Web page and app entries
──────
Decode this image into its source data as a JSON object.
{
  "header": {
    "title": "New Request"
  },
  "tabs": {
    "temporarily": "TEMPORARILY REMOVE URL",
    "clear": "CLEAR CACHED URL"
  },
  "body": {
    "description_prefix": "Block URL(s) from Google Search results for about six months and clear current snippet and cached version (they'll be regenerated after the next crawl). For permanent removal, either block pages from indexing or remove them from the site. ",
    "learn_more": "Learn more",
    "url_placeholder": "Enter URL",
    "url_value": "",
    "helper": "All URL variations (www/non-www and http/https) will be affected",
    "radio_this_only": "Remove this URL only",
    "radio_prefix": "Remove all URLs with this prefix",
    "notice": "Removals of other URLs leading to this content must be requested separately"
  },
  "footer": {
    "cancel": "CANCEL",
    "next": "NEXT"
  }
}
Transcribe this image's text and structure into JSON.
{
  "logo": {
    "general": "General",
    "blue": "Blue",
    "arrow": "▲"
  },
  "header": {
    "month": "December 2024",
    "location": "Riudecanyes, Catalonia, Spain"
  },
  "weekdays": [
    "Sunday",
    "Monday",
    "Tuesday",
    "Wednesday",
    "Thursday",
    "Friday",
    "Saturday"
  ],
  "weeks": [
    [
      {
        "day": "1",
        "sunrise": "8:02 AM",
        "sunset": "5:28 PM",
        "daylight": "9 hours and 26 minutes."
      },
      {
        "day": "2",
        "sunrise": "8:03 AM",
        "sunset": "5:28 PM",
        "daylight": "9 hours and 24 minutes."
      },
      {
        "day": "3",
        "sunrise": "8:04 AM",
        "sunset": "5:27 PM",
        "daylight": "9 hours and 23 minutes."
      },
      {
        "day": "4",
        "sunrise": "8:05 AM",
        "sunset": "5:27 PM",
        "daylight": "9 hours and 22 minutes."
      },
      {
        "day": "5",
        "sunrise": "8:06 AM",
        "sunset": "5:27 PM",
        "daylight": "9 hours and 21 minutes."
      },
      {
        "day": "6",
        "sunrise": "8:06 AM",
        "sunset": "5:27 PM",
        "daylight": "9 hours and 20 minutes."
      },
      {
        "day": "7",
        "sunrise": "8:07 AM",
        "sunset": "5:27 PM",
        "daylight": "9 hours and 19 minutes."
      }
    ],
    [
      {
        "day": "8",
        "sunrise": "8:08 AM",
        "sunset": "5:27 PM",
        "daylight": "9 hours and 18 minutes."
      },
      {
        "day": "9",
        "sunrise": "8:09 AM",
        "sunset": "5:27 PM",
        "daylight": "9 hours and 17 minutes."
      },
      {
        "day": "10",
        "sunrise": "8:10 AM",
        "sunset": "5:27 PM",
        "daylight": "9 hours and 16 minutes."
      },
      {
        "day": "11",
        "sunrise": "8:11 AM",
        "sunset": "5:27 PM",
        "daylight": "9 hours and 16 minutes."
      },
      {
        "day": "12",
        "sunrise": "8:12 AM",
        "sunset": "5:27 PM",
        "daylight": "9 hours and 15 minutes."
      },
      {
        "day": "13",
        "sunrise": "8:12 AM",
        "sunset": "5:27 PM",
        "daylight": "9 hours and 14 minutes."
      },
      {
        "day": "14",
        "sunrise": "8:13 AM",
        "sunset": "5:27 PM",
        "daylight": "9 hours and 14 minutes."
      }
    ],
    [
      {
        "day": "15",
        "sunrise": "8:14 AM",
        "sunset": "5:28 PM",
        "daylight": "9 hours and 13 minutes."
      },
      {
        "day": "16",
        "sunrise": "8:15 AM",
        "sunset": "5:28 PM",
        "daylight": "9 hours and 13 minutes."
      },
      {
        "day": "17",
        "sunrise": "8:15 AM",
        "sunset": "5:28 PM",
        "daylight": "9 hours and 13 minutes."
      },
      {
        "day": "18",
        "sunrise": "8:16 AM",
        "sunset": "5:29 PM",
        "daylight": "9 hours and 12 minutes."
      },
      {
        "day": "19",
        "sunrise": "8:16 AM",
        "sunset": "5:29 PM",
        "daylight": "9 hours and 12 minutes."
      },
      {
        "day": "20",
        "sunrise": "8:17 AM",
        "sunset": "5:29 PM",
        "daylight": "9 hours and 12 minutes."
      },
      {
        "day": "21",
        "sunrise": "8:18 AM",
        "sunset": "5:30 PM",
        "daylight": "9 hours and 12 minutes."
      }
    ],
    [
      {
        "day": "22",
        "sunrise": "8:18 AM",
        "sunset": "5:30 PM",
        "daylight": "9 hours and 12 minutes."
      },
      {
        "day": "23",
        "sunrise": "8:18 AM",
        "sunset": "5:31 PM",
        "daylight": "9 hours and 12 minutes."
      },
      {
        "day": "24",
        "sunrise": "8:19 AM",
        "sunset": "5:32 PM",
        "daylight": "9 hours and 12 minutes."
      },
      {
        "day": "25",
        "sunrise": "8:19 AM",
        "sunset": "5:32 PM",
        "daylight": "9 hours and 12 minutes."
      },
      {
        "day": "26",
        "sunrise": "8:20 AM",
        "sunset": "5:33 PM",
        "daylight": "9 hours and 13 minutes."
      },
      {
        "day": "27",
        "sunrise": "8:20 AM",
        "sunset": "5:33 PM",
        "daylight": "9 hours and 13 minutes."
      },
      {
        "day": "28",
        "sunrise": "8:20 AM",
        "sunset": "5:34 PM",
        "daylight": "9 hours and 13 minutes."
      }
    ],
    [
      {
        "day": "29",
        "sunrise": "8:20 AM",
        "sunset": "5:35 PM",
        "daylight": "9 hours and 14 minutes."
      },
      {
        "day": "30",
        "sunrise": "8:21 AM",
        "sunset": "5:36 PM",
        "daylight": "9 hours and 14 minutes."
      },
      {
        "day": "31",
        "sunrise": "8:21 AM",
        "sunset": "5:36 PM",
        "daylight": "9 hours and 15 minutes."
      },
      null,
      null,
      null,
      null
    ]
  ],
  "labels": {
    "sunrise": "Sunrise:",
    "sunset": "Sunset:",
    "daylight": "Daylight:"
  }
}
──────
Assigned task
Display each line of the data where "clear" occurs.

Your solution
    "clear": "CLEAR CACHED URL"
    "description_prefix": "Block URL(s) from Google Search results for about six months and clear current snippet and cached version (they'll be regenerated after the next crawl). For permanent removal, either block pages from indexing or remove them from the site. ",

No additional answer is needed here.